‘Intertwine’ showcases eccentric dances, vogue design and style

“Intertwine,” the manner-show, dance recital and charity auction orchestrated in collaboration by Trend@Brown and Fusion Dance Organization, introduced a lively general performance to Alumnae Corridor this earlier Sunday evening. The occasion was “the most distinctive thing that F@B, or Fusion or Alumnae Hall has ever finished,” according to F@B Style Head Seabass Immonen ’23. 

On the night time of Dec. 5, Alumnae Corridor boomed with a blend of EDM and orchestral audio as customers of Fusion sashayed across the ground in their F@B-developed costumes. A person dancer donned a purple bodysuit with Lady-Gaga-esque sparkly shoulder pads. An additional wore a billowy white tulle skirt with black bows sewn all about it. A 3rd done with a green woolen beanie and a pink tulle veil. 

As 22 dancers in 22 uniquely built clothes whirled all over the flooring, audience members bounced together to the rhythm of the songs. What Immonen known as “colosseum-style” seating permitted for an personal viewing experience. The viewers and performers shared the place, with seating organized in a circle about the dance ground. 

At the end of the 15-minute efficiency, the dancers lined up for a closing catwalk. As dancers walked through the centre of the circle, viewers associates have been capable to get a nearer glance at the garments that teams of two to four F@B scholar designers had established.

Then, every Fusion dancer reunited with their F@B design staff for a silent auction wherever viewers members would have an prospect to bid on their favorite pieces. Proceeds from the pieces were being break up evenly between the Job Lets Mutual Support Fund and the F@B Style Team’s Spring Collection. Undertaking LETS  (Let us End the Stigma) functions to deliver aid and community-creating for men and women struggling “from mental ailment, trauma, Incapacity and/or neurodivergence,” in accordance to their website. Donations for Challenge Lets were being also collected at the entrance of the effectiveness.
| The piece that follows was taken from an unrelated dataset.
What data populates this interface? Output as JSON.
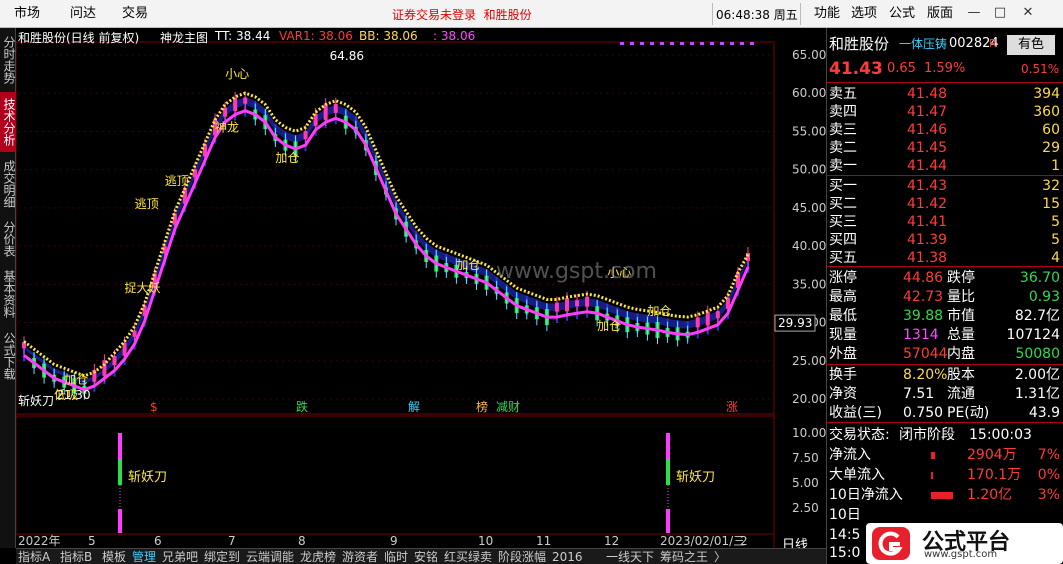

“Intertwine” resulted from a accurate collaboration amongst F@B and Fusion. At the get started of the semester, when Immonen experienced the idea to collaborate with a dance troupe, Sydney Taub ’22 — who is equally a Fusion member and F@B Vice President and Head of Variety, Equity and Inclusion — connected him with Fusion. 

In accordance to both equally Taub and Immonen, the procedure of creating the exhibit involved a great offer of collaboration involving dancers, choreographers and designers. The designers who volunteered for the task attended several of Fusion’s rehearsals and consulted with their assigned dancer about what they needed their outfits to glimpse like. The F@B heads then picked a selection of tunes that would make the viewers come to feel like they have been at a manner clearly show. 

“The designers selected the audio for the piece, which is interesting mainly because ordinarily the choreographers would pick the audio,” Taub claimed. “Instead of the songs informing our movement … the garments are what is striving to notify our actions, for the reason that each dance is a special piece.” 

“Intertwine” was only the second time that dancers done in their F@B clothes — the to start with getting their gown rehearsal before in the week. This, in addition to the improvisational mother nature of the overall performance, authorized for their movements to be “very serious in its place of incredibly staged,” Taub said. 

Audience associates shared this sentiment. Jo Kavishe ’25 mentioned that “it felt additional like a cohesive show” than other F@B situations or Brown dance performances.

The “combination of freestyle and choreography” allowed the general performance to “showcase (each and every garment) by way of improvisation, but there are also moments exactly where we all occur together and it is cohesive,” Taub claimed. “We get to see how various clothes perform on diverse dancer’s bodies each with their movement design and style and the way that the garment is composed.”